Matlock4Climate protestors

Meanwhile, another watershed UN report this month highlighted an “unprecedented” decline in nature, with around 1 million animal and plant species now threatened with extinction, many within decades – more than ever before in human history. Climate change is one the key culprits fuelling this threat to global biodiversity.

Members of Derbyshire Climate Coalition voiced their frustration that the council had not followed the lead of 60 other councils up and down the country. In Derbyshire, Wirksworth, New Mills and Belper Town Councils have already declared climate emergencies.

After the meeting, Councillor Western said: “It is bitterly disappointing that the Conservative councillors would not support the climate emergency motion.

“However, the positive outcome is that the urgent need for action on climate change has gained a much higher profile. The Labour Group at Derbyshire County Council is committed to working with groups and individuals who are concerned about this existential threat to our planet and together we will keep up the pressure to move the county council forward.”

Derbyshire Climate Coalition is also taking its campaign to all eight of Derbyshire's district and borough councils.

The coalition will continue to lobby Derbyshire County Council to declare a climate emergency and come up with concrete actions and quantitative targets towards net zero carbon as soon as possible.

Anne Thoday, from Clay Cross Against Fracking, said: “One of the councillors said that this was the most important issue that they had ever discussed in council. They are right – this is the biggest threat facing life on this planet and councils have a responsibility to act in the public interest. We now need to hold the politicians' feet to the fire until they start taking meaningful action that can reduce emissions.”

Mary Ann Hooper from Peak Extinction Rebellion said: "Councillor Lewis has said climate change 'may well become an existential threat'. It clearly is an existential threat right now. He displays no sense of urgency, which is what is needed if we are to move off a trajectory that takes us towards possible extinction.”

Student action

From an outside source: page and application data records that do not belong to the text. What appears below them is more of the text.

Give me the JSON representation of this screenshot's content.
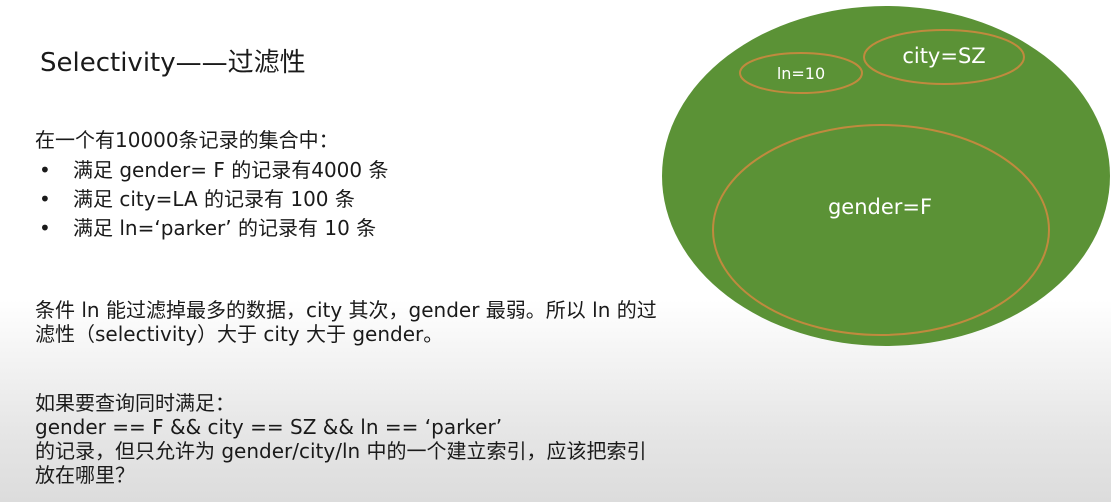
{
  "slide": {
    "title": "Selectivity——过滤性",
    "intro": "在一个有10000条记录的集合中：",
    "bullet_marker": "•",
    "bullets": [
      "满足 gender= F 的记录有4000 条",
      "满足 city=LA 的记录有 100 条",
      "满足 ln=‘parker’ 的记录有 10 条"
    ],
    "conclusion": [
      "条件 ln 能过滤掉最多的数据，city 其次，gender 最弱。所以 ln 的过",
      "滤性（selectivity）大于 city 大于 gender。"
    ],
    "question": [
      "如果要查询同时满足：",
      "gender == F && city == SZ && ln == ‘parker’",
      "的记录，但只允许为 gender/city/ln 中的一个建立索引，应该把索引",
      "放在哪里？"
    ]
  },
  "diagram": {
    "outer_fill": "#5b9236",
    "ring_stroke": "#c08a3e",
    "label_color": "#ffffff",
    "sets": {
      "ln": "ln=10",
      "city": "city=SZ",
      "gender": "gender=F"
    }
  }
}
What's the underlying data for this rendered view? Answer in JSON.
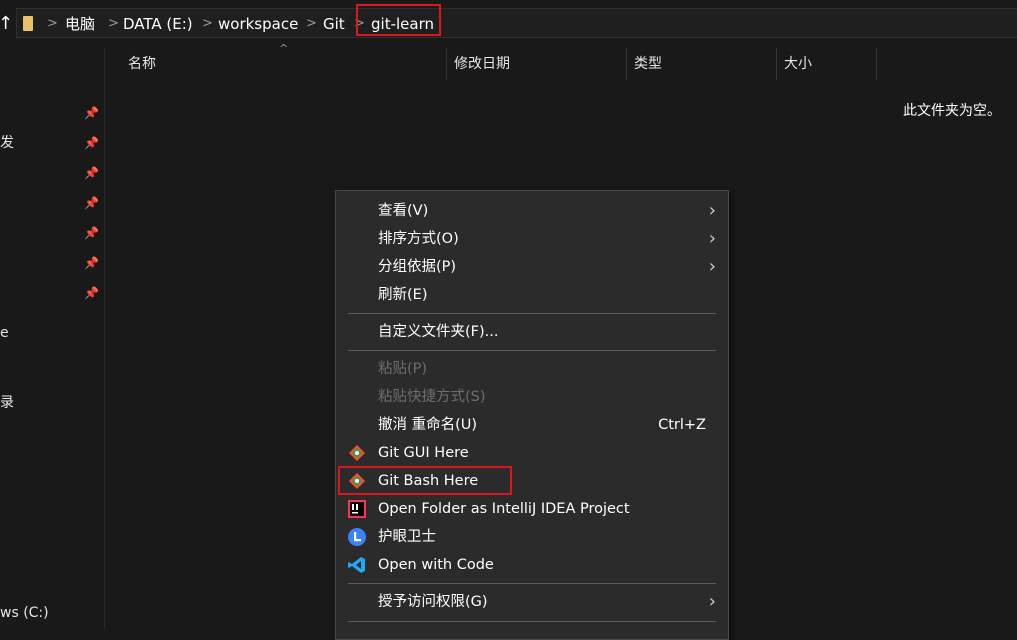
{
  "address_bar": {
    "crumbs": [
      "电脑",
      "DATA (E:)",
      "workspace",
      "Git",
      "git-learn"
    ],
    "separator": ">"
  },
  "nav": {
    "fragments": [
      "发",
      "e",
      "录",
      "ws (C:)"
    ],
    "pin_count": 7,
    "up_arrow": "↑"
  },
  "columns": {
    "name": "名称",
    "modified": "修改日期",
    "type": "类型",
    "size": "大小"
  },
  "empty_message": "此文件夹为空。",
  "context_menu": {
    "items": [
      {
        "label": "查看(V)",
        "submenu": true
      },
      {
        "label": "排序方式(O)",
        "submenu": true
      },
      {
        "label": "分组依据(P)",
        "submenu": true
      },
      {
        "label": "刷新(E)"
      },
      {
        "label": "自定义文件夹(F)..."
      },
      {
        "label": "粘贴(P)",
        "disabled": true
      },
      {
        "label": "粘贴快捷方式(S)",
        "disabled": true
      },
      {
        "label": "撤消 重命名(U)",
        "shortcut": "Ctrl+Z"
      },
      {
        "label": "Git GUI Here",
        "icon": "git-gui-icon"
      },
      {
        "label": "Git Bash Here",
        "icon": "git-bash-icon"
      },
      {
        "label": "Open Folder as IntelliJ IDEA Project",
        "icon": "intellij-icon"
      },
      {
        "label": "护眼卫士",
        "icon": "eye-guard-icon"
      },
      {
        "label": "Open with Code",
        "icon": "vscode-icon"
      },
      {
        "label": "授予访问权限(G)",
        "submenu": true
      }
    ],
    "chevron": "›"
  },
  "colors": {
    "background": "#191919",
    "menu_bg": "#2b2b2b",
    "highlight_red": "#e0141e"
  }
}
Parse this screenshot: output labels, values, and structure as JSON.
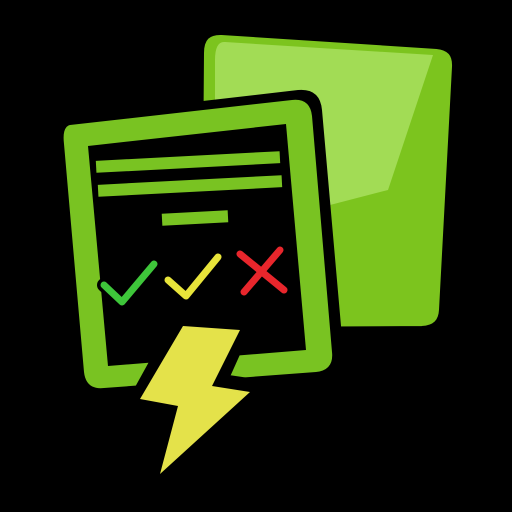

Following Derbyshire County Council's failure to declare a climate emergency, more than 100 school students from Matlock4Climate marched through Matlock town centre to Derbyshire County Council's offices on Friday 24 May, staging a 'die in' in the reception area, and calling on the local authority to taken stronger action.

Matlock4Climate protestors stage Die In at County Hall, Matlock

The students, aged 13-18 years old, joined global protests over climate change that took place in more than 120 countries – part of a growing worldwide youth movement demanding more effective political action on climate change.

“We want Derbyshire County Council and Matlock Town Council to follow the lead of dozens of councils across the UK in declaring a climate emergency. They also need to reduce local carbon emissions rapidly, with the aim of becoming carbon neutral as soon as possible,” said Izzy Bunting, 18.

The students had previously demonstrated at County Hall in April, again urging the local authority to declare a climate emergency.

Emily Bush, 17, said: “The last five years have been the hottest global years on record. The government's lack of action on tackling the climate crisis has forced students like us to take action ourselves.”

Climate change – the facts

In April, broadcaster Sir David Attenborough said that humans have at most 20 years to prevent the complete destruction of the environment.

During the same month, the BBC broadcast the acclaimed documentary 'Climate change – the facts', in which Sir David looked at the science of climate change, the damage it is causing already, and potential solutions to this global threat. The documentary can be watched on BBCiPlayer here.

Matlock4Climate protestors © Izzy Bunting